What is expected: What is needed is an exact copy of the entries below, with the pictures left out.

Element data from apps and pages

▬▬▬

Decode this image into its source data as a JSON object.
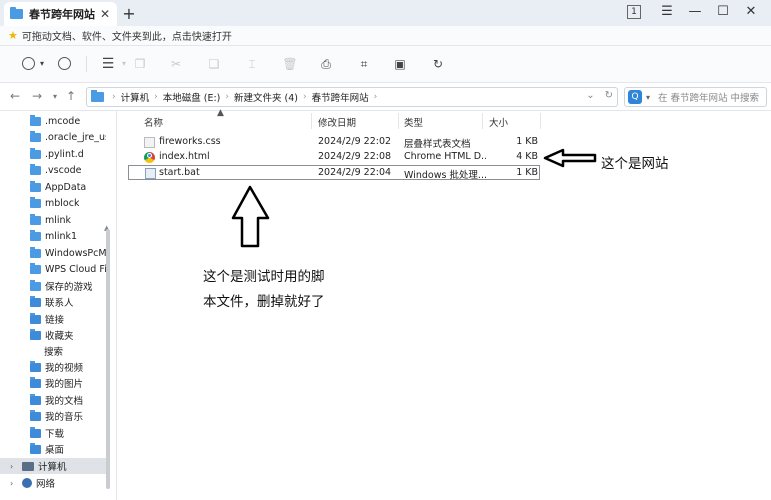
{
  "tab": {
    "title": "春节跨年网站",
    "close": "✕",
    "new_tab": "+"
  },
  "window_controls": {
    "tab_count": "1",
    "menu": "☰",
    "minimize": "—",
    "maximize": "☐",
    "close": "✕"
  },
  "bookmark_bar": {
    "text": "可拖动文档、软件、文件夹到此，点击快速打开"
  },
  "address_bar": {
    "breadcrumbs": [
      "计算机",
      "本地磁盘 (E:)",
      "新建文件夹 (4)",
      "春节跨年网站"
    ]
  },
  "search": {
    "placeholder": "在 春节跨年网站 中搜索"
  },
  "sidebar": {
    "items": [
      {
        "label": ".mcode",
        "icon": "folder-icon"
      },
      {
        "label": ".oracle_jre_usa",
        "icon": "folder-icon"
      },
      {
        "label": ".pylint.d",
        "icon": "folder-icon"
      },
      {
        "label": ".vscode",
        "icon": "folder-icon"
      },
      {
        "label": "AppData",
        "icon": "folder-icon"
      },
      {
        "label": "mblock",
        "icon": "folder-icon"
      },
      {
        "label": "mlink",
        "icon": "folder-icon"
      },
      {
        "label": "mlink1",
        "icon": "folder-icon"
      },
      {
        "label": "WindowsPcMa",
        "icon": "folder-icon"
      },
      {
        "label": "WPS Cloud File",
        "icon": "folder-icon"
      },
      {
        "label": "保存的游戏",
        "icon": "folder-icon"
      },
      {
        "label": "联系人",
        "icon": "contacts-icon"
      },
      {
        "label": "链接",
        "icon": "links-icon"
      },
      {
        "label": "收藏夹",
        "icon": "favorites-icon"
      },
      {
        "label": "搜索",
        "icon": "search-icon"
      },
      {
        "label": "我的视频",
        "icon": "videos-icon"
      },
      {
        "label": "我的图片",
        "icon": "pictures-icon"
      },
      {
        "label": "我的文档",
        "icon": "documents-icon"
      },
      {
        "label": "我的音乐",
        "icon": "music-icon"
      },
      {
        "label": "下载",
        "icon": "downloads-icon"
      },
      {
        "label": "桌面",
        "icon": "desktop-icon"
      }
    ],
    "computer": "计算机",
    "network": "网络"
  },
  "columns": {
    "name": "名称",
    "modified": "修改日期",
    "type": "类型",
    "size": "大小"
  },
  "files": [
    {
      "name": "fireworks.css",
      "modified": "2024/2/9 22:02",
      "type": "层叠样式表文档",
      "size": "1 KB",
      "icon": "css-file-icon"
    },
    {
      "name": "index.html",
      "modified": "2024/2/9 22:08",
      "type": "Chrome HTML D...",
      "size": "4 KB",
      "icon": "chrome-html-icon"
    },
    {
      "name": "start.bat",
      "modified": "2024/2/9 22:04",
      "type": "Windows 批处理...",
      "size": "1 KB",
      "icon": "batch-file-icon"
    }
  ],
  "annotations": {
    "website_note": "这个是网站",
    "script_note_line1": "这个是测试时用的脚",
    "script_note_line2": "本文件，删掉就好了"
  }
}
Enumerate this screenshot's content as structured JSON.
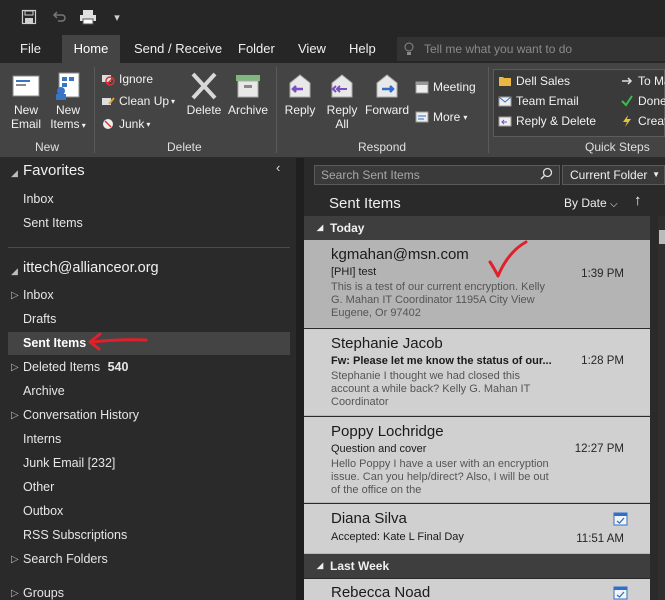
{
  "quick_access": [
    "save-icon",
    "undo-icon",
    "print-icon",
    "customize-icon"
  ],
  "tabs": [
    {
      "label": "File"
    },
    {
      "label": "Home"
    },
    {
      "label": "Send / Receive"
    },
    {
      "label": "Folder"
    },
    {
      "label": "View"
    },
    {
      "label": "Help"
    }
  ],
  "tellme_placeholder": "Tell me what you want to do",
  "ribbon": {
    "new_email": "New\nEmail",
    "new_items": "New\nItems",
    "ignore": "Ignore",
    "clean_up": "Clean Up",
    "junk": "Junk",
    "delete": "Delete",
    "archive": "Archive",
    "reply": "Reply",
    "reply_all": "Reply\nAll",
    "forward": "Forward",
    "meeting": "Meeting",
    "more": "More",
    "qs_dell": "Dell Sales",
    "qs_team": "Team Email",
    "qs_reply_delete": "Reply & Delete",
    "qs_to_manager": "To Ma",
    "qs_done": "Done",
    "qs_create": "Creat",
    "groups": {
      "new": "New",
      "delete": "Delete",
      "respond": "Respond",
      "quick_steps": "Quick Steps"
    }
  },
  "folders": {
    "favorites_title": "Favorites",
    "favorites": [
      "Inbox",
      "Sent Items"
    ],
    "account": "ittech@allianceor.org",
    "items": [
      {
        "label": "Inbox",
        "expander": true
      },
      {
        "label": "Drafts"
      },
      {
        "label": "Sent Items",
        "selected": true
      },
      {
        "label": "Deleted Items",
        "expander": true,
        "count": "540"
      },
      {
        "label": "Archive"
      },
      {
        "label": "Conversation History",
        "expander": true
      },
      {
        "label": "Interns"
      },
      {
        "label": "Junk Email [232]"
      },
      {
        "label": "Other"
      },
      {
        "label": "Outbox"
      },
      {
        "label": "RSS Subscriptions"
      },
      {
        "label": "Search Folders",
        "expander": true
      }
    ],
    "groups": "Groups"
  },
  "list": {
    "search_placeholder": "Search Sent Items",
    "scope": "Current Folder",
    "title": "Sent Items",
    "sort": "By Date",
    "groups": [
      {
        "label": "Today"
      },
      {
        "label": "Last Week"
      }
    ],
    "messages": [
      {
        "from": "kgmahan@msn.com",
        "subject": "[PHI] test",
        "time": "1:39 PM",
        "preview": "This is a test of our current encryption. Kelly G. Mahan  IT Coordinator 1195A City View  Eugene, Or 97402"
      },
      {
        "from": "Stephanie Jacob",
        "subject": "Fw: Please let me know the status of our...",
        "time": "1:28 PM",
        "preview": "Stephanie  I thought we had closed this account a while back?  Kelly G. Mahan  IT Coordinator"
      },
      {
        "from": "Poppy Lochridge",
        "subject": "Question and cover",
        "time": "12:27 PM",
        "preview": "Hello Poppy  I have a user with an encryption issue.  Can you help/direct? Also,  I will be out of the office on the"
      },
      {
        "from": "Diana Silva",
        "subject": "Accepted: Kate L Final Day",
        "time": "11:51 AM",
        "preview": ""
      },
      {
        "from": "Rebecca Noad",
        "subject": "",
        "time": "",
        "preview": ""
      }
    ]
  },
  "annotation_color": "#e0202a"
}
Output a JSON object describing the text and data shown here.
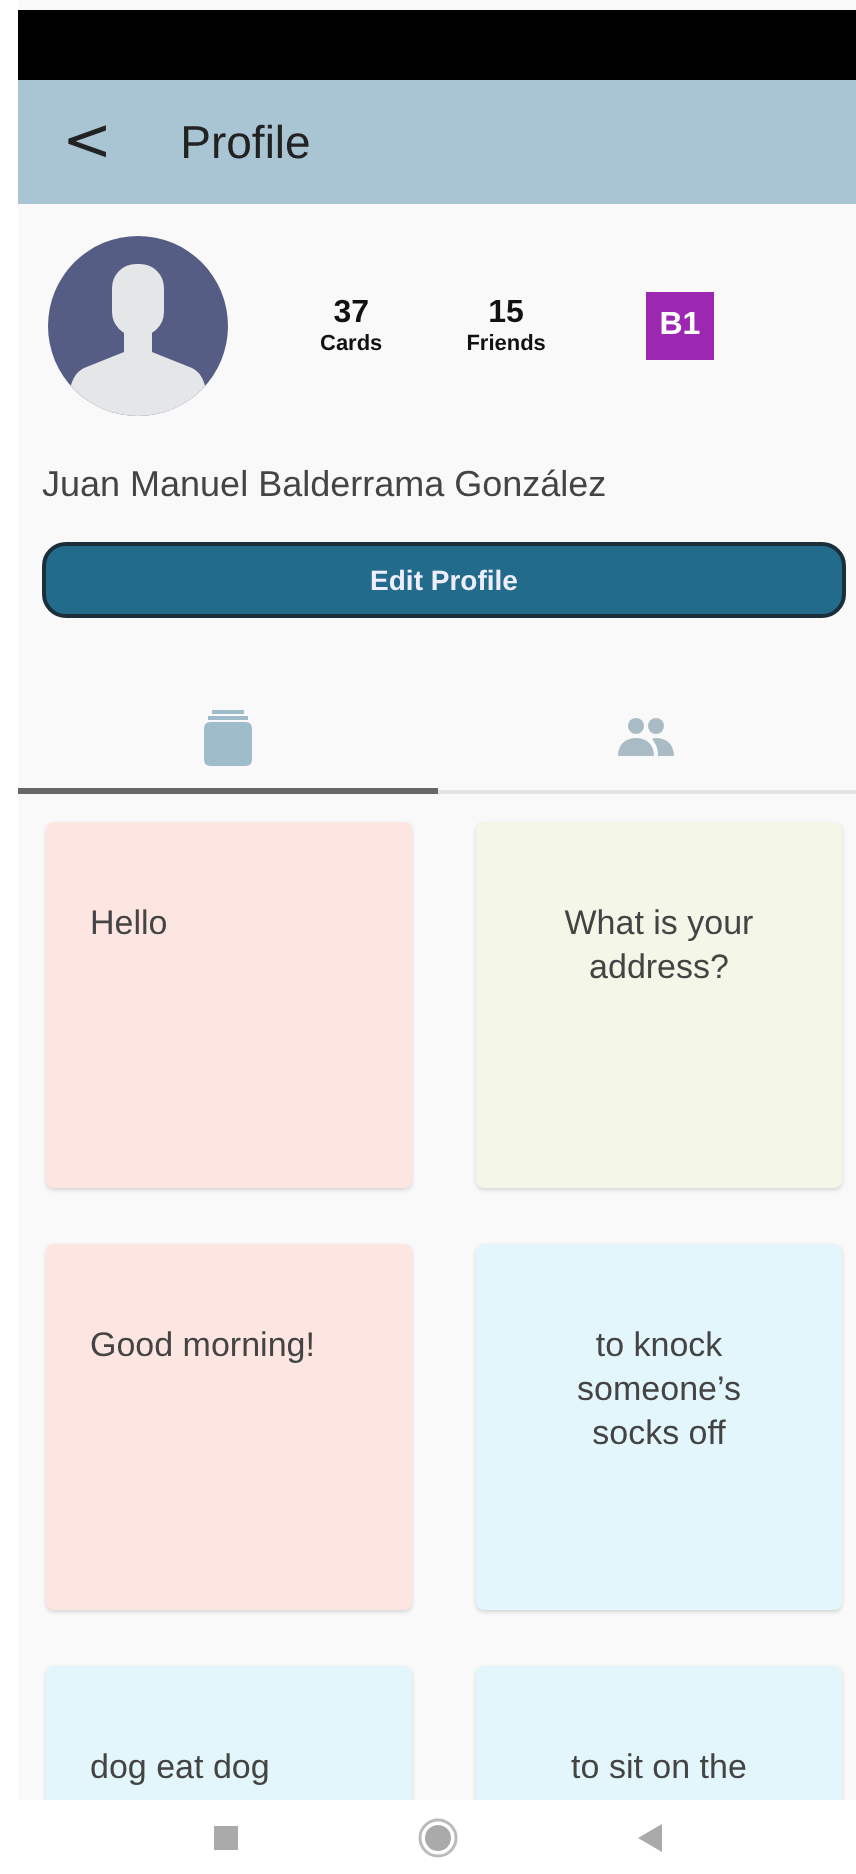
{
  "header": {
    "back": "<",
    "title": "Profile"
  },
  "profile": {
    "stats": [
      {
        "value": "37",
        "label": "Cards"
      },
      {
        "value": "15",
        "label": "Friends"
      }
    ],
    "level_badge": "B1",
    "name": "Juan Manuel Balderrama González",
    "edit_button": "Edit Profile"
  },
  "tabs": [
    {
      "kind": "cards",
      "selected": true
    },
    {
      "kind": "friends",
      "selected": false
    }
  ],
  "cards": [
    {
      "text": "Hello",
      "color": "#fde6e1",
      "kind": "plain"
    },
    {
      "text": "What is your address?",
      "color": "#f4f7e8",
      "kind": "centered"
    },
    {
      "text": "Good morning!",
      "color": "#fde6e1",
      "kind": "plain"
    },
    {
      "text": "to knock someone’s socks off",
      "color": "#e3f6fb",
      "kind": "centered"
    },
    {
      "text": "dog eat dog",
      "color": "#e3f6fb",
      "kind": "plain"
    },
    {
      "text": "to sit on the",
      "color": "#e3f6fb",
      "kind": "centered"
    }
  ]
}
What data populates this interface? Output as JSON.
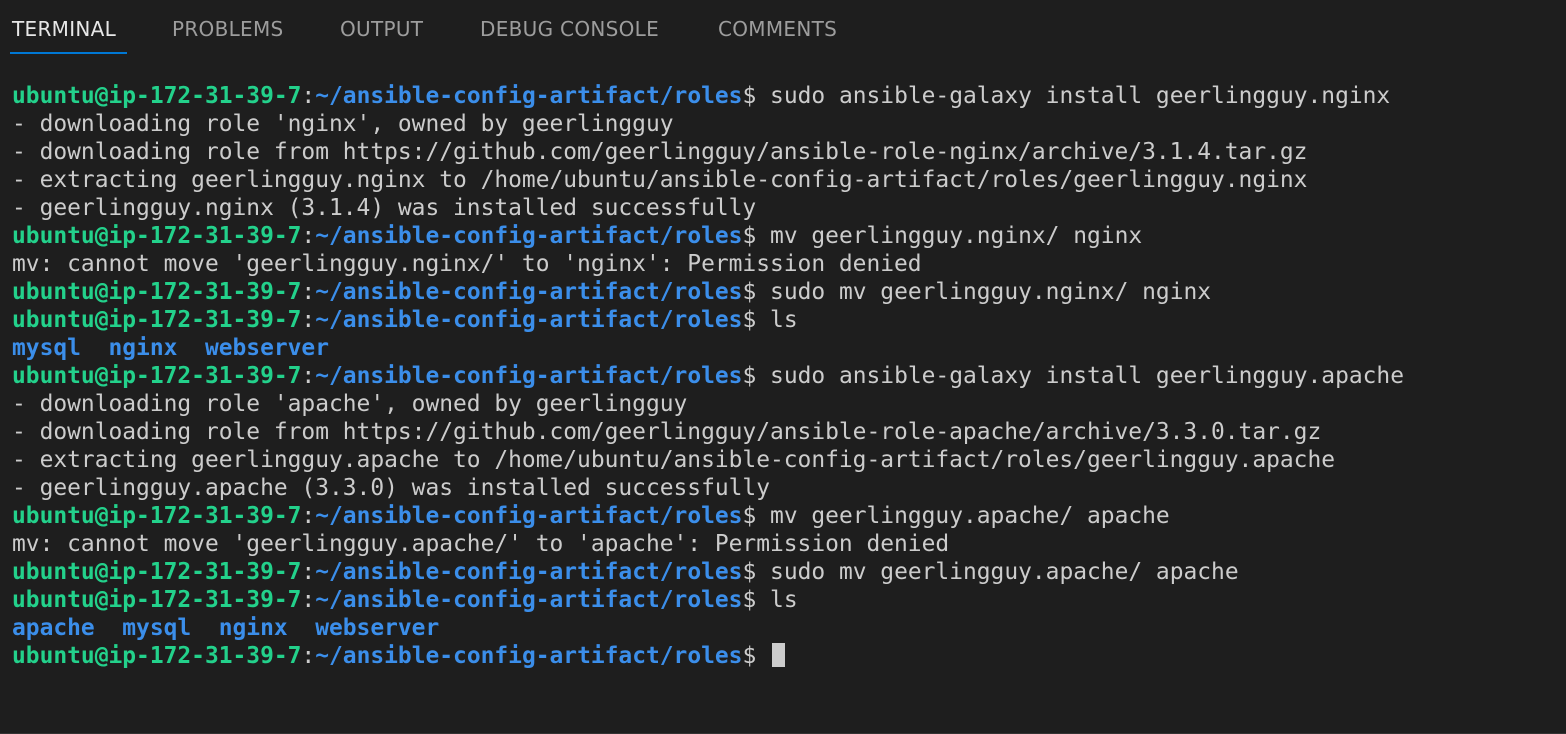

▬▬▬

Result of the task:
Decode this image into its source data as a JSON object.
{
  "tab": {
    "title": "春节跨年网站",
    "close": "✕",
    "new_tab": "+"
  },
  "window_controls": {
    "tab_count": "1",
    "menu": "☰",
    "minimize": "—",
    "maximize": "☐",
    "close": "✕"
  },
  "bookmark_bar": {
    "text": "可拖动文档、软件、文件夹到此，点击快速打开"
  },
  "address_bar": {
    "breadcrumbs": [
      "计算机",
      "本地磁盘 (E:)",
      "新建文件夹 (4)",
      "春节跨年网站"
    ]
  },
  "search": {
    "placeholder": "在 春节跨年网站 中搜索"
  },
  "sidebar": {
    "items": [
      {
        "label": ".mcode",
        "icon": "folder-icon"
      },
      {
        "label": ".oracle_jre_usa",
        "icon": "folder-icon"
      },
      {
        "label": ".pylint.d",
        "icon": "folder-icon"
      },
      {
        "label": ".vscode",
        "icon": "folder-icon"
      },
      {
        "label": "AppData",
        "icon": "folder-icon"
      },
      {
        "label": "mblock",
        "icon": "folder-icon"
      },
      {
        "label": "mlink",
        "icon": "folder-icon"
      },
      {
        "label": "mlink1",
        "icon": "folder-icon"
      },
      {
        "label": "WindowsPcMa",
        "icon": "folder-icon"
      },
      {
        "label": "WPS Cloud File",
        "icon": "folder-icon"
      },
      {
        "label": "保存的游戏",
        "icon": "folder-icon"
      },
      {
        "label": "联系人",
        "icon": "contacts-icon"
      },
      {
        "label": "链接",
        "icon": "links-icon"
      },
      {
        "label": "收藏夹",
        "icon": "favorites-icon"
      },
      {
        "label": "搜索",
        "icon": "search-icon"
      },
      {
        "label": "我的视频",
        "icon": "videos-icon"
      },
      {
        "label": "我的图片",
        "icon": "pictures-icon"
      },
      {
        "label": "我的文档",
        "icon": "documents-icon"
      },
      {
        "label": "我的音乐",
        "icon": "music-icon"
      },
      {
        "label": "下载",
        "icon": "downloads-icon"
      },
      {
        "label": "桌面",
        "icon": "desktop-icon"
      }
    ],
    "computer": "计算机",
    "network": "网络"
  },
  "columns": {
    "name": "名称",
    "modified": "修改日期",
    "type": "类型",
    "size": "大小"
  },
  "files": [
    {
      "name": "fireworks.css",
      "modified": "2024/2/9 22:02",
      "type": "层叠样式表文档",
      "size": "1 KB",
      "icon": "css-file-icon"
    },
    {
      "name": "index.html",
      "modified": "2024/2/9 22:08",
      "type": "Chrome HTML D...",
      "size": "4 KB",
      "icon": "chrome-html-icon"
    },
    {
      "name": "start.bat",
      "modified": "2024/2/9 22:04",
      "type": "Windows 批处理...",
      "size": "1 KB",
      "icon": "batch-file-icon"
    }
  ],
  "annotations": {
    "website_note": "这个是网站",
    "script_note_line1": "这个是测试时用的脚",
    "script_note_line2": "本文件，删掉就好了"
  }
}
Enumerate this screenshot's content as structured JSON.
{
  "quick_access": [
    "save-icon",
    "undo-icon",
    "print-icon",
    "customize-icon"
  ],
  "tabs": [
    {
      "label": "File"
    },
    {
      "label": "Home"
    },
    {
      "label": "Send / Receive"
    },
    {
      "label": "Folder"
    },
    {
      "label": "View"
    },
    {
      "label": "Help"
    }
  ],
  "tellme_placeholder": "Tell me what you want to do",
  "ribbon": {
    "new_email": "New\nEmail",
    "new_items": "New\nItems",
    "ignore": "Ignore",
    "clean_up": "Clean Up",
    "junk": "Junk",
    "delete": "Delete",
    "archive": "Archive",
    "reply": "Reply",
    "reply_all": "Reply\nAll",
    "forward": "Forward",
    "meeting": "Meeting",
    "more": "More",
    "qs_dell": "Dell Sales",
    "qs_team": "Team Email",
    "qs_reply_delete": "Reply & Delete",
    "qs_to_manager": "To Ma",
    "qs_done": "Done",
    "qs_create": "Creat",
    "groups": {
      "new": "New",
      "delete": "Delete",
      "respond": "Respond",
      "quick_steps": "Quick Steps"
    }
  },
  "folders": {
    "favorites_title": "Favorites",
    "favorites": [
      "Inbox",
      "Sent Items"
    ],
    "account": "ittech@allianceor.org",
    "items": [
      {
        "label": "Inbox",
        "expander": true
      },
      {
        "label": "Drafts"
      },
      {
        "label": "Sent Items",
        "selected": true
      },
      {
        "label": "Deleted Items",
        "expander": true,
        "count": "540"
      },
      {
        "label": "Archive"
      },
      {
        "label": "Conversation History",
        "expander": true
      },
      {
        "label": "Interns"
      },
      {
        "label": "Junk Email [232]"
      },
      {
        "label": "Other"
      },
      {
        "label": "Outbox"
      },
      {
        "label": "RSS Subscriptions"
      },
      {
        "label": "Search Folders",
        "expander": true
      }
    ],
    "groups": "Groups"
  },
  "list": {
    "search_placeholder": "Search Sent Items",
    "scope": "Current Folder",
    "title": "Sent Items",
    "sort": "By Date",
    "groups": [
      {
        "label": "Today"
      },
      {
        "label": "Last Week"
      }
    ],
    "messages": [
      {
        "from": "kgmahan@msn.com",
        "subject": "[PHI] test",
        "time": "1:39 PM",
        "preview": "This is a test of our current encryption. Kelly G. Mahan  IT Coordinator 1195A City View  Eugene, Or 97402"
      },
      {
        "from": "Stephanie Jacob",
        "subject": "Fw: Please let me know the status of our...",
        "time": "1:28 PM",
        "preview": "Stephanie  I thought we had closed this account a while back?  Kelly G. Mahan  IT Coordinator"
      },
      {
        "from": "Poppy Lochridge",
        "subject": "Question and cover",
        "time": "12:27 PM",
        "preview": "Hello Poppy  I have a user with an encryption issue.  Can you help/direct? Also,  I will be out of the office on the"
      },
      {
        "from": "Diana Silva",
        "subject": "Accepted: Kate L Final Day",
        "time": "11:51 AM",
        "preview": ""
      },
      {
        "from": "Rebecca Noad",
        "subject": "",
        "time": "",
        "preview": ""
      }
    ]
  },
  "annotation_color": "#e0202a"
}
Output a JSON object describing the text and data shown here.
{
  "header": {
    "back": "<",
    "title": "Profile"
  },
  "profile": {
    "stats": [
      {
        "value": "37",
        "label": "Cards"
      },
      {
        "value": "15",
        "label": "Friends"
      }
    ],
    "level_badge": "B1",
    "name": "Juan Manuel Balderrama González",
    "edit_button": "Edit Profile"
  },
  "tabs": [
    {
      "kind": "cards",
      "selected": true
    },
    {
      "kind": "friends",
      "selected": false
    }
  ],
  "cards": [
    {
      "text": "Hello",
      "color": "#fde6e1",
      "kind": "plain"
    },
    {
      "text": "What is your address?",
      "color": "#f4f7e8",
      "kind": "centered"
    },
    {
      "text": "Good morning!",
      "color": "#fde6e1",
      "kind": "plain"
    },
    {
      "text": "to knock someone’s socks off",
      "color": "#e3f6fb",
      "kind": "centered"
    },
    {
      "text": "dog eat dog",
      "color": "#e3f6fb",
      "kind": "plain"
    },
    {
      "text": "to sit on the",
      "color": "#e3f6fb",
      "kind": "centered"
    }
  ]
}
What data populates this interface? Output as JSON.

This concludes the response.